Lastly, for an upgrade to TOW, what about the ADATS missile? It is a bit longer than the TOW, and heavier (about 70 pounds), but it has a range of 10km and has a speed of Mach 3+. It uses an electro-optical/ IR target acquisition system and a laser ranger-finder and laser guidance system. I don't think that it would be too difficult to add the laser guidance system to Bradleys, and possibly dedicated anti-tank vehicles, and use the thermal imager and a laser ranger finder. One other possibility, for the airborne, would be using an M113A3 chassis and configure it similar to the way that the Canadians use it now, but remove the radar and perhaps cut down to four missiles to save weight. It would give them one hell of an anti-armour capability, as well as a limited anti-air capability (without the radar), and the speed and range of the missile would give them a great standoff capability. The Canadian Forces website has info on it - http://www.army.dnd.ca/equip/veh/ADATS_E.HTML , another one is http://www.global-defence.com/99/1998/Missiles/adats.htm .
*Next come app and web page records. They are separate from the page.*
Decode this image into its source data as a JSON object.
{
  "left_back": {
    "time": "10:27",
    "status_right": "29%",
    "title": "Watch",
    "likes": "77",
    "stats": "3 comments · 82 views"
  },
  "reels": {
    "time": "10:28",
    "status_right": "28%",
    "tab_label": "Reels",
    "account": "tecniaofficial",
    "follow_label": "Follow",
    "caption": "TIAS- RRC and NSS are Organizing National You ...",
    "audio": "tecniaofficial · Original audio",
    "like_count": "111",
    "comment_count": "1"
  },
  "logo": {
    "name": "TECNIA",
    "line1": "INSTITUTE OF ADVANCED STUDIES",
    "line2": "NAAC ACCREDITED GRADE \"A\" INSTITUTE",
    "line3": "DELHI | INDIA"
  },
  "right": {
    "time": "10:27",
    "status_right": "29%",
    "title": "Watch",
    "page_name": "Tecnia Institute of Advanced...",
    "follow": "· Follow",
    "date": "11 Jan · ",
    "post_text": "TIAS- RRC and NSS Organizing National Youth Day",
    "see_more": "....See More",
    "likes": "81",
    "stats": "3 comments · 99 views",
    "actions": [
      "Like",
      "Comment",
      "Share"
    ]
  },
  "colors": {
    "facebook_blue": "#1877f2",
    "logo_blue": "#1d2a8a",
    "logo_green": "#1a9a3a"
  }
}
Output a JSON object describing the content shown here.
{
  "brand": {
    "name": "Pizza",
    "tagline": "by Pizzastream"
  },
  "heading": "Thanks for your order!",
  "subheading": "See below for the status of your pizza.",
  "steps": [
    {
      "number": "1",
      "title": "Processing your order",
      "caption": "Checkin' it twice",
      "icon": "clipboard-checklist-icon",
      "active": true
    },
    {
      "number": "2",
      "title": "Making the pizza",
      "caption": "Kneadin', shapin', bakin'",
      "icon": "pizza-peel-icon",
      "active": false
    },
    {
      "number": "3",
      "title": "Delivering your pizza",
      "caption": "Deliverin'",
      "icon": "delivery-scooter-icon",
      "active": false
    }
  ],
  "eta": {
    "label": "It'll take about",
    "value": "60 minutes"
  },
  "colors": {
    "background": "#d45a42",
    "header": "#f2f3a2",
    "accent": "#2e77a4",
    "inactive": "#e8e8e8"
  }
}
Thanks and keep up the good work.
G2mil is Unique
As a new member of G2mil, I must say that I disagree with some of the ideas in the G2mil magazine and the Library, but I like most of what I see. Its refreshing to read independent ideas on weaponry, there's nothing like this in print or even the Internet. All we get is defense contractor sales talk or bureaucratic jargon from military insiders. We used to have professional journals to discuss this stuff, but they have all been bought off or put on a leash. I expect G2mil will do well and catch hell as soon as its discovered inside the beltway.
Urgent Need for Multi-year 747 buy
Your ideas about using the 747 as a common Large Aircraft replacement for the many current refuelers, hospital planes, AWACS, and transporters is good, too, especially the multi-year buy.
The one real problem area I see with loading and unloading cargo. We've used commercial air freighters since the late 1970s. I had experience with them when I was in the 101st Airborne. The KC-11 air refueler has a secondary capability to carry pallets and small vehicles. Here's the problem. C-130s, C-141s, C5's and C-17s are all drive on - drive off. Except for cargo pallets which need forklifts to move to the airplane's back ramp, no special loading equipment is required.
Freighter 747s are designed to move between terminals with specialized handling equipment. This eliminates the need for expensive modifications to the 747 in civilian service. Without this airport based handling equipment (even using portable analogs) the loading/unloading process becomes a real bottleneck.
The real chance was missed in the late 1980s. I was at FORSCOM at Atlanta at that time, and Dobbins AFB in Marietta GA was just up the road. Half of us lived near there. Dobbins is where the C-5 was and the C-130 is made. Lockheed engineers said the Air Force ordered the C-5B tooling DESTROYED to guarantee the C-17 would be bought. They should have just bought more C-5Bs.